[Data about app and page elements]

= Beginning of Section =

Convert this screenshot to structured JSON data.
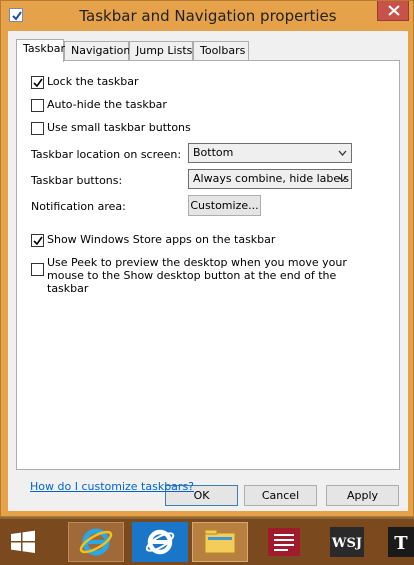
{
  "window": {
    "title": "Taskbar and Navigation properties",
    "accent": "#e6a24a",
    "close_color": "#c7524a"
  },
  "tabs": [
    {
      "label": "Taskbar",
      "active": true
    },
    {
      "label": "Navigation",
      "active": false
    },
    {
      "label": "Jump Lists",
      "active": false
    },
    {
      "label": "Toolbars",
      "active": false
    }
  ],
  "options": {
    "lock_taskbar": {
      "label": "Lock the taskbar",
      "checked": true
    },
    "auto_hide": {
      "label": "Auto-hide the taskbar",
      "checked": false
    },
    "small_buttons": {
      "label": "Use small taskbar buttons",
      "checked": false
    },
    "show_store_apps": {
      "label": "Show Windows Store apps on the taskbar",
      "checked": true
    },
    "use_peek": {
      "label": "Use Peek to preview the desktop when you move your mouse to the Show desktop button at the end of the taskbar",
      "checked": false
    }
  },
  "fields": {
    "location": {
      "label": "Taskbar location on screen:",
      "value": "Bottom"
    },
    "buttons": {
      "label": "Taskbar buttons:",
      "value": "Always combine, hide labels"
    },
    "notification": {
      "label": "Notification area:",
      "button_label": "Customize..."
    }
  },
  "help_link": "How do I customize taskbars?",
  "dialog_buttons": {
    "ok": "OK",
    "cancel": "Cancel",
    "apply": "Apply"
  },
  "taskbar": {
    "items": [
      "start-icon",
      "internet-explorer-icon",
      "internet-explorer-metro-icon",
      "file-explorer-icon",
      "red-app-icon",
      "wsj-icon",
      "nyt-icon"
    ],
    "wsj_text": "WSJ",
    "nyt_text": "T"
  }
}
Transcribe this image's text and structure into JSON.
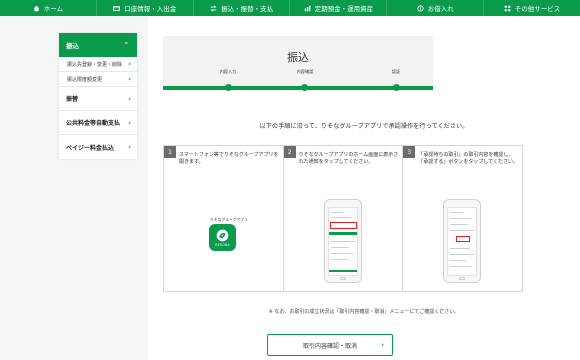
{
  "topnav": {
    "items": [
      {
        "label": "ホーム",
        "icon": "home-icon"
      },
      {
        "label": "口座情報・入出金",
        "icon": "account-icon"
      },
      {
        "label": "振込・振替・支払",
        "icon": "transfer-icon"
      },
      {
        "label": "定期預金・運用資産",
        "icon": "savings-icon"
      },
      {
        "label": "お借入れ",
        "icon": "loan-icon"
      },
      {
        "label": "その他サービス",
        "icon": "grid-icon"
      }
    ]
  },
  "sidebar": {
    "head": "振込",
    "sub_items": [
      "振込先登録・変更・削除",
      "振込限度額変更"
    ],
    "main_items": [
      "振替",
      "公共料金等自動支払",
      "ペイジー料金払込"
    ]
  },
  "page": {
    "title": "振込",
    "steps": [
      "内容入力",
      "内容確認",
      "認証"
    ],
    "instruction": "以下の手順に沿って、りそなグループアプリで承認操作を行ってください。"
  },
  "panels": [
    {
      "num": "1",
      "text": "スマートフォン等でりそなグループアプリを開きます。",
      "app_label": "りそなグループアプリ",
      "app_name": "RESONA"
    },
    {
      "num": "2",
      "text": "りそなグループアプリのホーム画面に表示された通知をタップしてください。"
    },
    {
      "num": "3",
      "text": "「承認待ちの取引」の取引内容を確認し、「承認する」ボタンをタップしてください。"
    }
  ],
  "note": "※ なお、お取引の成立状況は「取引内容確認・取消」メニューにてご確認ください。",
  "cta": {
    "label": "取引内容確認・取消"
  },
  "colors": {
    "brand": "#0a9a4c",
    "alert": "#e3211c"
  }
}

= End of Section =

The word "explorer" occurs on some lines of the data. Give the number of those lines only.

Solution =
3